Dr. Glenn L. Keiper Jr, MD, has extensive knowledge in the field of neurosurgery. Not only has he completed rigorous training, but he has years of practical experience. Dr. Glenn L. Keiper Jr, MD, built his practice to continue treating patients with the education he has received. To fully understand what it takes to become a neurosurgeon, there are many factors to consider.
What Does A Neurosurgeon Do?
A neurosurgeon is a medical physician that can diagnose and treat a variety of health conditions. Although many people assume “neuro” exclusively refers to the brain, it includes several parts of the body.
Dr. Glenn L. Keiper Jr, MD, studied the nervous system extensively to perform specific surgeries. Both the brain and the spinal cord create what is known as the central nervous system. Without a functioning nervous system, every part of the body would be affected in some way.

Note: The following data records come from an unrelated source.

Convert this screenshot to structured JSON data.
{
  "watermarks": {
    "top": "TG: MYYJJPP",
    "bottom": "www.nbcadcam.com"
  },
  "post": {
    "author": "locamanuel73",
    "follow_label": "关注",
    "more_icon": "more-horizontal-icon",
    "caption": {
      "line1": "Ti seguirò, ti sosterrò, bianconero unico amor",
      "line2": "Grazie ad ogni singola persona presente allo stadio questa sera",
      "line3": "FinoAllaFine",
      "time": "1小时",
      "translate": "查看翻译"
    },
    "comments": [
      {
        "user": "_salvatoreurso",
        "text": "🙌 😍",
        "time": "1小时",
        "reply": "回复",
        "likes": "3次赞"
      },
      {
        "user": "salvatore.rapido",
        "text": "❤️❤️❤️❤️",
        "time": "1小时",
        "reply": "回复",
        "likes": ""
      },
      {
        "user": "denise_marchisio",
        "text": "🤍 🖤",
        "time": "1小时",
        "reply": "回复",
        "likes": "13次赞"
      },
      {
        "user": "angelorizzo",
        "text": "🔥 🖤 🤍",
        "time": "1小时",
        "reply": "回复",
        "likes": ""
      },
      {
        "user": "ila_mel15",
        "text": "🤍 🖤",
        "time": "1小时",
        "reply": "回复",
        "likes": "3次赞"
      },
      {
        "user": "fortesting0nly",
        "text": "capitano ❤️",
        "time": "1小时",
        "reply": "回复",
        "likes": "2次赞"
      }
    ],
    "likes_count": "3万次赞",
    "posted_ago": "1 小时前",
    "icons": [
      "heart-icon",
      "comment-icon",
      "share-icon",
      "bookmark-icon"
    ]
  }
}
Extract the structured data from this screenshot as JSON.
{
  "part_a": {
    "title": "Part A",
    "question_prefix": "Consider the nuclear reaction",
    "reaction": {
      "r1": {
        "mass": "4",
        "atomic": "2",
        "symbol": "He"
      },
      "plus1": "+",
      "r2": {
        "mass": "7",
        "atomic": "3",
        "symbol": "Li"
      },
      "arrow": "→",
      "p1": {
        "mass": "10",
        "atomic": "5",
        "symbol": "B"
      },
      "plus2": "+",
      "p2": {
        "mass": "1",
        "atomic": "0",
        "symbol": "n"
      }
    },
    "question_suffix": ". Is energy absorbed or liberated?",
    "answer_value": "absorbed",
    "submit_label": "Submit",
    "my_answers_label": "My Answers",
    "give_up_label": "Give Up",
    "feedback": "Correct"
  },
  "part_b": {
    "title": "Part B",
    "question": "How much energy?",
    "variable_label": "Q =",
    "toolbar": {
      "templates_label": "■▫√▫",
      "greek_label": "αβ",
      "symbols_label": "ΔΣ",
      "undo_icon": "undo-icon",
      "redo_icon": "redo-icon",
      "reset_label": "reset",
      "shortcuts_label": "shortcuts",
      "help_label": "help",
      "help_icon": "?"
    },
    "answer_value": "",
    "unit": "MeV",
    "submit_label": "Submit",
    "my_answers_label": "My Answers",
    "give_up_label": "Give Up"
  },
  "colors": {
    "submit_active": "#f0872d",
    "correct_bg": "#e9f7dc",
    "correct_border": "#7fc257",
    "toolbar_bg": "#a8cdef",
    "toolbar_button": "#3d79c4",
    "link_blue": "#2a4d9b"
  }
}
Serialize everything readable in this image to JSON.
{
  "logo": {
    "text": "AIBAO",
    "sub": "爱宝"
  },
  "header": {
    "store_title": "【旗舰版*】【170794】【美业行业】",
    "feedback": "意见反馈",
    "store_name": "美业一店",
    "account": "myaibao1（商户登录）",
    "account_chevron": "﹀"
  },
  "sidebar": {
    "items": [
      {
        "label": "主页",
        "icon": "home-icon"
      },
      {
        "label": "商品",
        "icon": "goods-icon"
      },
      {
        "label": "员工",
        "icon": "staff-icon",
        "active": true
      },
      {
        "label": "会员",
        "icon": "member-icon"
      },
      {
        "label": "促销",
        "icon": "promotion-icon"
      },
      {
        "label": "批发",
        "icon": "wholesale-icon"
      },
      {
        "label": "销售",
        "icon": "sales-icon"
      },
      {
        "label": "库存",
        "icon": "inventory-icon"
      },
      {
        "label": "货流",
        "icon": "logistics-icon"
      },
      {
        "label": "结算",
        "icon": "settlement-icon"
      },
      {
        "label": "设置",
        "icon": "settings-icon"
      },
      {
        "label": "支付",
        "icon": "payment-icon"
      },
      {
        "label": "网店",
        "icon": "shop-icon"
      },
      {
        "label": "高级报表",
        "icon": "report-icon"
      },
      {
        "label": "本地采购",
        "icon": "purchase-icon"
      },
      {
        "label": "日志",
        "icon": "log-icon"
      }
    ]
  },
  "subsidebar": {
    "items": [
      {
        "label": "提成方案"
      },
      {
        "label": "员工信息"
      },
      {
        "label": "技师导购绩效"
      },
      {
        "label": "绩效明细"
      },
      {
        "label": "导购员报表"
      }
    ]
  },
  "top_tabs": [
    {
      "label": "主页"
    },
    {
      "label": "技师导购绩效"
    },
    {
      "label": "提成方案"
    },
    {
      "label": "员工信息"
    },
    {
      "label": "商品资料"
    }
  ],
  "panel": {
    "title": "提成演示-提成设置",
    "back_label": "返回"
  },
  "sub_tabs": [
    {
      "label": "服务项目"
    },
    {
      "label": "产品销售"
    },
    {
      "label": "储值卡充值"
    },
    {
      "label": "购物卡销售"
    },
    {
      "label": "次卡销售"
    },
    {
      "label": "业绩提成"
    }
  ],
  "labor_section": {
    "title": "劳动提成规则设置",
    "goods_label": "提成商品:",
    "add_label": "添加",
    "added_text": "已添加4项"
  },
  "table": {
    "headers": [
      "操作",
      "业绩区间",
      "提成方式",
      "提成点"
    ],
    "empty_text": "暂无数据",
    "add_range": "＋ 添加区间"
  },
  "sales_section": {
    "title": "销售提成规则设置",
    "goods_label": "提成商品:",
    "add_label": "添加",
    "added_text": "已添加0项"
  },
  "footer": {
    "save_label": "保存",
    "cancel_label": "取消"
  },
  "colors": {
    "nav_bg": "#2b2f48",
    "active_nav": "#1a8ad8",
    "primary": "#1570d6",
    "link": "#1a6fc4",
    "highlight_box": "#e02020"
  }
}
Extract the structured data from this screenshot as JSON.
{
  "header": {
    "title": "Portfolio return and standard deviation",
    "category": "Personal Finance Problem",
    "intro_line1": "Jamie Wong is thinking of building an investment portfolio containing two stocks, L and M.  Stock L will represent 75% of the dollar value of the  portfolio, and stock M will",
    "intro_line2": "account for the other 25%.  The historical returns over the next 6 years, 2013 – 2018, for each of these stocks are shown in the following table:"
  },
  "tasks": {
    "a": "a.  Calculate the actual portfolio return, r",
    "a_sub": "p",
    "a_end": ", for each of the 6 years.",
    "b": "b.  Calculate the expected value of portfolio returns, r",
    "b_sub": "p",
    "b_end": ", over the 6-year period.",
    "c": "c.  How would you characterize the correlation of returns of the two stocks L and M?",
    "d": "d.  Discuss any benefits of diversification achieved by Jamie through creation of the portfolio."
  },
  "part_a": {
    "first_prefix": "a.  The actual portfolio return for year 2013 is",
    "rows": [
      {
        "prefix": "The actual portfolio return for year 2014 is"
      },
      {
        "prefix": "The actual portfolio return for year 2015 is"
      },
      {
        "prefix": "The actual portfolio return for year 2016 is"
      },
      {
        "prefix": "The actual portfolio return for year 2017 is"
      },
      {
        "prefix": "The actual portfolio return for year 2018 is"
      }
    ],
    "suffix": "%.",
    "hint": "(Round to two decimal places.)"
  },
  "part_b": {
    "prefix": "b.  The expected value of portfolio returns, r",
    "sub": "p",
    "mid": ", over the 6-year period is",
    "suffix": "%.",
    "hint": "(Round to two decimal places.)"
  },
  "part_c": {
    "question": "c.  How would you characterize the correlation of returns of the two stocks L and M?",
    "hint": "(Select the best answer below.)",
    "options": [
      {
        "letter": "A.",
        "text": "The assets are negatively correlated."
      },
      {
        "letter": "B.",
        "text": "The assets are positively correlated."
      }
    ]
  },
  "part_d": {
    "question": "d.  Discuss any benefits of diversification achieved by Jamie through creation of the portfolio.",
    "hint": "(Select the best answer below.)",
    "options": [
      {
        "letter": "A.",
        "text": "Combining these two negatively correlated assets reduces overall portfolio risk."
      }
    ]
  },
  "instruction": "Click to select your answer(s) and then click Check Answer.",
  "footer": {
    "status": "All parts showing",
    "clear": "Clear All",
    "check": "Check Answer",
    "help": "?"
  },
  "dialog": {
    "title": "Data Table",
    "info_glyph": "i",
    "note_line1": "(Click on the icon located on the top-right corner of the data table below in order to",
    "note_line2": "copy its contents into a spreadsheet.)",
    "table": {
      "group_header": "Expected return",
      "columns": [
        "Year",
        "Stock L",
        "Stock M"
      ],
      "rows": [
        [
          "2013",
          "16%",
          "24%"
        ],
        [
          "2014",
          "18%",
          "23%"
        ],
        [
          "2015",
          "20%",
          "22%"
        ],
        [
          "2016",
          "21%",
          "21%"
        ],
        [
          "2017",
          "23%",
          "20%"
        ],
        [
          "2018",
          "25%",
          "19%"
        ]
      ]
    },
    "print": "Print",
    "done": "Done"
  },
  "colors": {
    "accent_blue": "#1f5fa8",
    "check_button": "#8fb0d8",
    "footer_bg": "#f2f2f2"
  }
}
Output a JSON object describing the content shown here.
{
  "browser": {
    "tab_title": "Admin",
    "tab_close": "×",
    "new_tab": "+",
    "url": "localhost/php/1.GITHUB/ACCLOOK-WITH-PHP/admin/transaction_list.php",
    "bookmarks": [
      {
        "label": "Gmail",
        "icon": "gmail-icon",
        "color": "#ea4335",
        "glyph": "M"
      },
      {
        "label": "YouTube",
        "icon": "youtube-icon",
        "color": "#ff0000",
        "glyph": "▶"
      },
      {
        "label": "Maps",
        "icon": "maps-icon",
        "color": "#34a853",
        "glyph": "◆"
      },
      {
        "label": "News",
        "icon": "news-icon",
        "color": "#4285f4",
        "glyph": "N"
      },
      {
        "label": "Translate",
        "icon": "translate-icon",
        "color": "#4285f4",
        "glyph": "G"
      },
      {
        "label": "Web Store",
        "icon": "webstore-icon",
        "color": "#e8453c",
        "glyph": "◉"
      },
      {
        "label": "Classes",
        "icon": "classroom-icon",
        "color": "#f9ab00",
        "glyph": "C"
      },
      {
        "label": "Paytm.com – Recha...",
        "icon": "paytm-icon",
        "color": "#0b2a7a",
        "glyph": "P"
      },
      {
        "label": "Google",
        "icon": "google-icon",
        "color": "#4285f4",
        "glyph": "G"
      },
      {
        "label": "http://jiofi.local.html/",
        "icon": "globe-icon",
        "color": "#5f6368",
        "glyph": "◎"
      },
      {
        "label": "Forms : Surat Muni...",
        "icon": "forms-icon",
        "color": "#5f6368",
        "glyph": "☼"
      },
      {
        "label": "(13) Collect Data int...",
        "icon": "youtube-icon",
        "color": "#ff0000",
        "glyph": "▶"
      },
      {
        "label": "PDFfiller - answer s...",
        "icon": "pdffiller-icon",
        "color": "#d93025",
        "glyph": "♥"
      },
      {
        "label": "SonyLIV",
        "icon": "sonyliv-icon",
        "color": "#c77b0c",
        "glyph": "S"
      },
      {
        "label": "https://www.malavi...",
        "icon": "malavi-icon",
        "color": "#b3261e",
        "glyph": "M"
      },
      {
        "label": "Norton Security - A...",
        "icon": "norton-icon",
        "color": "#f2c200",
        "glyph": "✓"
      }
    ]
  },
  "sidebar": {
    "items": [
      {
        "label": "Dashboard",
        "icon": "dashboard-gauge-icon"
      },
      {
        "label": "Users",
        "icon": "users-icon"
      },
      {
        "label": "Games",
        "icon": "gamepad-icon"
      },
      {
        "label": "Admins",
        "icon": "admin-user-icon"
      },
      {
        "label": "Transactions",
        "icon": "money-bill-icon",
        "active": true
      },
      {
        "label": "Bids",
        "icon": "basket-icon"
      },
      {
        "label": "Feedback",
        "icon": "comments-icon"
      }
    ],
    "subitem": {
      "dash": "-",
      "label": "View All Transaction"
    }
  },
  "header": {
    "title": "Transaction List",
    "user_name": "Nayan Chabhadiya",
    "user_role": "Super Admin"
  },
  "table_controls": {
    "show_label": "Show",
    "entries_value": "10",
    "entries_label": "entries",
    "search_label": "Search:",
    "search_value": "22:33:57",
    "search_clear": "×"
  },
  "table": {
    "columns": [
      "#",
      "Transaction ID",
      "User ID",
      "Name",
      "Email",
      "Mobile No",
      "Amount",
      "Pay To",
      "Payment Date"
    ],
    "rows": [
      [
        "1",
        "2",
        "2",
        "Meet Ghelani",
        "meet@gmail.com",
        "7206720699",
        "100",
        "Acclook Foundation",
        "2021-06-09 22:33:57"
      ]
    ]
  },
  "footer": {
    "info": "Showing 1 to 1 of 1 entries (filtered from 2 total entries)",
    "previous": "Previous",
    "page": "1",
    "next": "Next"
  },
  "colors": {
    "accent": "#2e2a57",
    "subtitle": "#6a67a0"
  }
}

The nervous system communicates various functions throughout the body, including organs such as the heart and lungs. Although humans do not actively tell themselves to breathe in and out every moment of the day, the central nervous system does. If a central nervous system is impaired, this can also impact memory and sensory perception.
Neurosurgeons can perform surgeries that include any of the following, clot removal, aneurysm repair, shunt insertion, coil embolization, vagus nerve stimulation, spinal fusion, carpal tunnel release.
By using state-of-the-art imaging technology, the source of each problem can be identified. Once the condition is verified, a certified surgeon such as Dr. Glenn L. Keiper Jr MD may employ specific surgery options.
The 3 Critical Steps To Becoming A Neurosurgeon
Becoming a neurosurgeon takes more than just hard work. This type of career is best suited for those who are curious about medical science and the advancement of technology and those who are competitive and driven. Neurosurgery attracts bright candidates from medical schools around the country.
A career as a neurosurgeon takes many years of schooling. Completing medical school is at the beginning part of this process because there are still years of education to come. An accredited medical school is a 4-year program that includes research. Most students who want to become neurosurgeons know their path while in the early stages of medical school. Extensive research in the field will prove helpful, especially when completing sub-internships. Subinternships in neurosurgery can be done in a variety of institutions to prepare for residency.
Residency is not the same as an internship. Residency incorporates an internship as well as junior, senior, and chief residency. Typically this program lasts several years in an accredited institution. Each program accepts only a handful of residents each year. The first phase of residency includes rotations in neurosurgery and neurology, neurosciences, and other surgical positions. A junior resident learns the basic operating procedures while a chief resident is in charge of educating the juniors. This structure of residency programs can vary greatly depending on location and facility. A typical residency program can require a significant amount of time in and out of hospitals.
After residency, a fellowship is advised for some professions. This continues to further a student’s understanding of the specialization. Pediatric neurosurgery options allow doctors to develop skills such as cerebrovascular surgery or minimally invasive techniques. Fellowships typically take two years to complete.
Academic vs. Private Practice
After completing the necessary schooling, neurosurgeons can work in multiple different settings. A clinical neurosurgeon can choose an academic route or a private practice. The academic route typically involves teaching at medical centers, while private practice allows for a hands-on career.
The academic route can help medical students, residents, fellows, and patients. In addition to spending time in the center, neurosurgeons are usually required to conduct research. This can be done in a laboratory or a clinical setting. Many neurosurgeons are well-equipped to work in academia after spending so much time in school. There are multiple tasks to stay busy with while still working in the field.
Private practice allows a neurosurgeon to work with a small group of peers. Usually, private practices are permitted to operate at a hospital while seeing patients. Private practice allows neurosurgeons to work hard in the specialty they value while still receiving off-duty time. Private practice surgeons can make $208,000 per year.
Formal education can teach classes the most advanced medical techniques available in neurosurgery. After several years of highly competitive schooling, this knowledge may seem like it is enough to succeed.
In addition to the hard skills necessary to perform operations, a successful neurosurgeon must relate with the patient in a way that shows dignity and understanding. Many students start medical school because they are interested in helping people become healthy. When technical skills are prioritized and refined for several additional years, the connection to patients may have waned.
To succeed as one of the top neurosurgeons, it is important to remember why the profession was intriguing. Those who want to make the most difference in an individual’s life can do well with multiple aspects of the job.
A neurosurgeon has the unique ability to keep learning. Whether working in an academic setting, private practice, or a military zone, surgeons are faced with complex and fascinating challenges. The opportunity for research and technological development is a way to explore humanity far into the future.